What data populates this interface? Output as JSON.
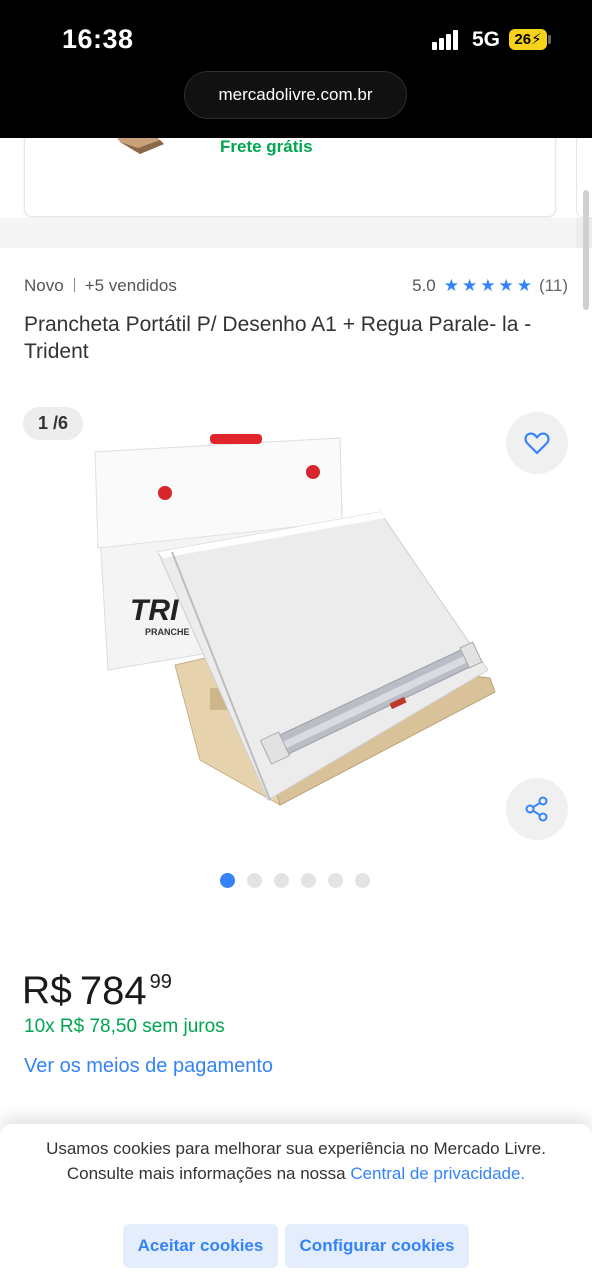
{
  "status_bar": {
    "time": "16:38",
    "network": "5G",
    "battery": "26"
  },
  "browser": {
    "url": "mercadolivre.com.br"
  },
  "previous_card": {
    "shipping": "Frete grátis"
  },
  "product": {
    "condition": "Novo",
    "sold": "+5 vendidos",
    "rating_value": "5.0",
    "rating_stars": 5,
    "reviews": "(11)",
    "title": "Prancheta Portátil P/ Desenho A1 + Regua Parale- la - Trident"
  },
  "gallery": {
    "counter": "1 /6",
    "total": 6,
    "active_index": 0,
    "image_brand": "TRI",
    "image_sub": "PRANCHE"
  },
  "icons": {
    "favorite": "heart-icon",
    "share": "share-icon",
    "rating": "star-icon"
  },
  "price": {
    "currency": "R$",
    "integer": "784",
    "cents": "99",
    "installments": "10x R$ 78,50 sem juros",
    "payment_link": "Ver os meios de pagamento"
  },
  "cookie_banner": {
    "text": "Usamos cookies para melhorar sua experiência no Mercado Livre. Consulte mais informações na nossa ",
    "link": "Central de privacidade.",
    "accept": "Aceitar cookies",
    "configure": "Configurar cookies"
  },
  "colors": {
    "accent": "#3483fa",
    "green": "#00a650",
    "text": "#333333",
    "battery": "#f7d21a"
  }
}
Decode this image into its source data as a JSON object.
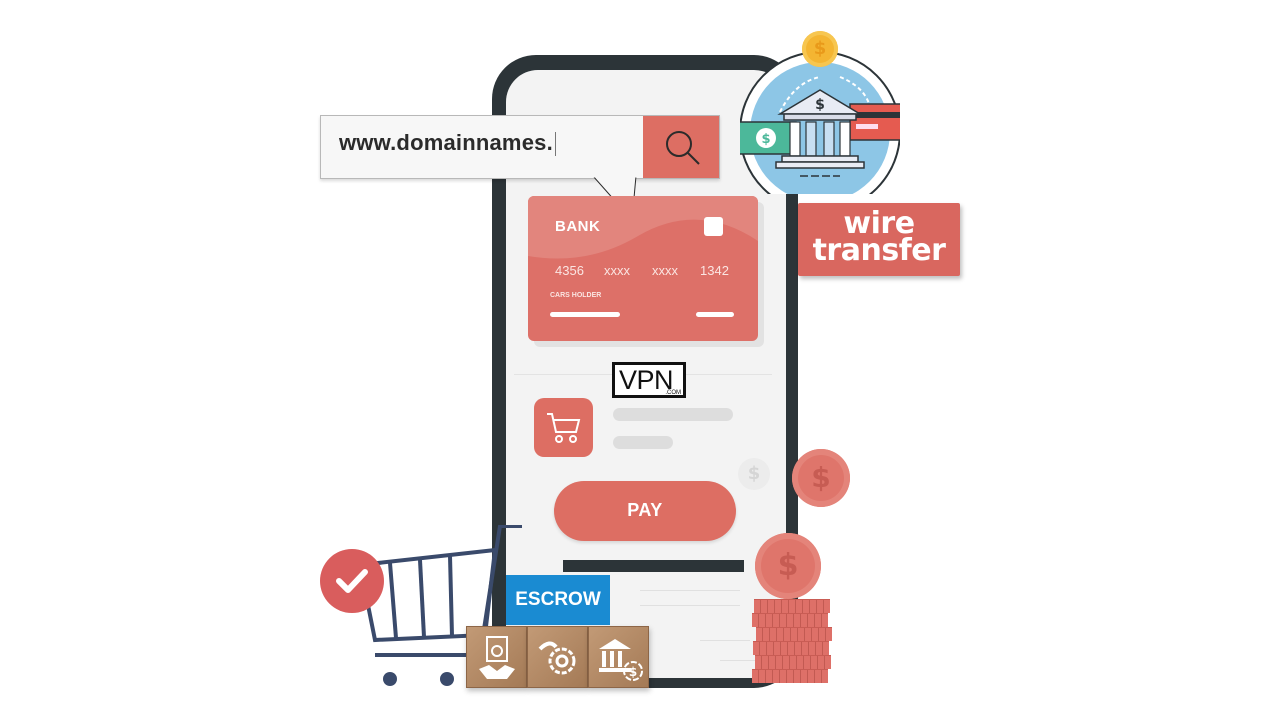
{
  "search": {
    "value": "www.domainnames.",
    "button_icon": "search-icon"
  },
  "card": {
    "bank_label": "BANK",
    "number_groups": [
      "4356",
      "xxxx",
      "xxxx",
      "1342"
    ],
    "holder_label": "CARS HOLDER"
  },
  "badges": {
    "wire_line1": "wire",
    "wire_line2": "transfer",
    "escrow": "ESCROW"
  },
  "logo": {
    "name": "VPN",
    "suffix": ".COM"
  },
  "phone": {
    "pay_label": "PAY"
  },
  "coins": {
    "symbol": "$"
  },
  "colors": {
    "accent": "#dd6e63",
    "phone_frame": "#2c3438",
    "escrow_blue": "#1a8bd2",
    "check_red": "#d95d5d"
  }
}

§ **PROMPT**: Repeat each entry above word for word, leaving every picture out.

§ **RESPONSE**:
What data populates this interface? Output as JSON.
{
  "status_bar": {
    "time": "16:38",
    "network": "5G",
    "battery": "26"
  },
  "browser": {
    "url": "mercadolivre.com.br"
  },
  "previous_card": {
    "shipping": "Frete grátis"
  },
  "product": {
    "condition": "Novo",
    "sold": "+5 vendidos",
    "rating_value": "5.0",
    "rating_stars": 5,
    "reviews": "(11)",
    "title": "Prancheta Portátil P/ Desenho A1 + Regua Parale- la - Trident"
  },
  "gallery": {
    "counter": "1 /6",
    "total": 6,
    "active_index": 0,
    "image_brand": "TRI",
    "image_sub": "PRANCHE"
  },
  "icons": {
    "favorite": "heart-icon",
    "share": "share-icon",
    "rating": "star-icon"
  },
  "price": {
    "currency": "R$",
    "integer": "784",
    "cents": "99",
    "installments": "10x R$ 78,50 sem juros",
    "payment_link": "Ver os meios de pagamento"
  },
  "cookie_banner": {
    "text": "Usamos cookies para melhorar sua experiência no Mercado Livre. Consulte mais informações na nossa ",
    "link": "Central de privacidade.",
    "accept": "Aceitar cookies",
    "configure": "Configurar cookies"
  },
  "colors": {
    "accent": "#3483fa",
    "green": "#00a650",
    "text": "#333333",
    "battery": "#f7d21a"
  }
}
Decode this image into its source data as a JSON object.
{
  "search": {
    "value": "www.domainnames.",
    "button_icon": "search-icon"
  },
  "card": {
    "bank_label": "BANK",
    "number_groups": [
      "4356",
      "xxxx",
      "xxxx",
      "1342"
    ],
    "holder_label": "CARS HOLDER"
  },
  "badges": {
    "wire_line1": "wire",
    "wire_line2": "transfer",
    "escrow": "ESCROW"
  },
  "logo": {
    "name": "VPN",
    "suffix": ".COM"
  },
  "phone": {
    "pay_label": "PAY"
  },
  "coins": {
    "symbol": "$"
  },
  "colors": {
    "accent": "#dd6e63",
    "phone_frame": "#2c3438",
    "escrow_blue": "#1a8bd2",
    "check_red": "#d95d5d"
  }
}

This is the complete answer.